• **What needs to be done**: Look through the material below and show every line with the word "Select".

• **Material shown**:
+++

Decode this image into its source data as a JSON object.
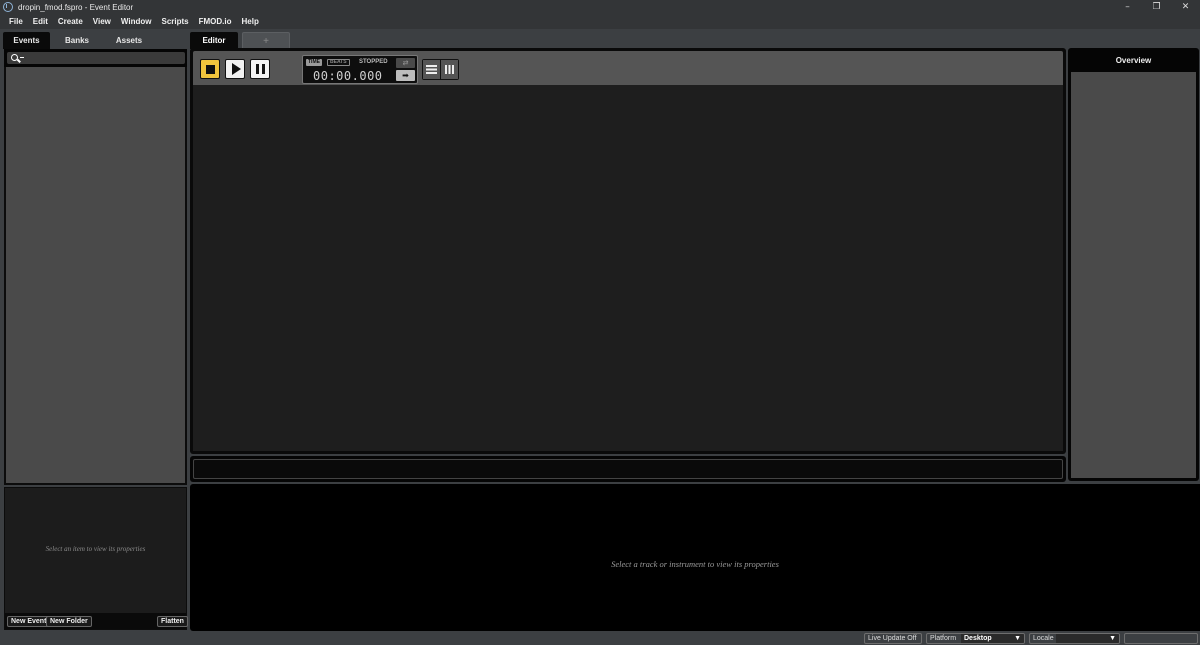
{
  "window": {
    "title": "dropin_fmod.fspro - Event Editor",
    "icon": "fmod-logo-icon",
    "controls": {
      "minimize": "–",
      "restore": "❐",
      "close": "✕"
    }
  },
  "menubar": {
    "items": [
      "File",
      "Edit",
      "Create",
      "View",
      "Window",
      "Scripts",
      "FMOD.io",
      "Help"
    ]
  },
  "left_panel": {
    "tabs": [
      "Events",
      "Banks",
      "Assets"
    ],
    "active_tab": "Events",
    "search": {
      "value": "",
      "icon": "search-icon"
    },
    "properties_hint": "Select an item to view its properties",
    "footer_buttons": {
      "new_event": "New Event",
      "new_folder": "New Folder",
      "flatten": "Flatten"
    }
  },
  "editor": {
    "tabs": {
      "active": "Editor",
      "add": "+"
    },
    "transport": {
      "stop_icon": "stop-icon",
      "play_icon": "play-icon",
      "pause_icon": "pause-icon",
      "time_mode": "TIME",
      "beats_mode": "BEATS",
      "status": "STOPPED",
      "time_value": "00:00.000",
      "loop_glyph": "⇄",
      "follow_glyph": "➡"
    },
    "view_buttons": [
      "list-view-icon",
      "bars-view-icon"
    ]
  },
  "overview": {
    "title": "Overview"
  },
  "bottom_properties": {
    "hint": "Select a track or instrument to view its properties"
  },
  "statusbar": {
    "live_update": "Live Update Off",
    "platform_label": "Platform",
    "platform_value": "Desktop",
    "locale_label": "Locale",
    "locale_value": "",
    "dropdown_arrow": "▼"
  },
  "colors": {
    "accent_stop": "#f2c53d",
    "panel_gray": "#4a4a4a",
    "chrome": "#3c3f42"
  }
}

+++

• **Written answer**:
    "properties_hint": "Select an item to view its properties",
    "hint": "Select a track or instrument to view its properties"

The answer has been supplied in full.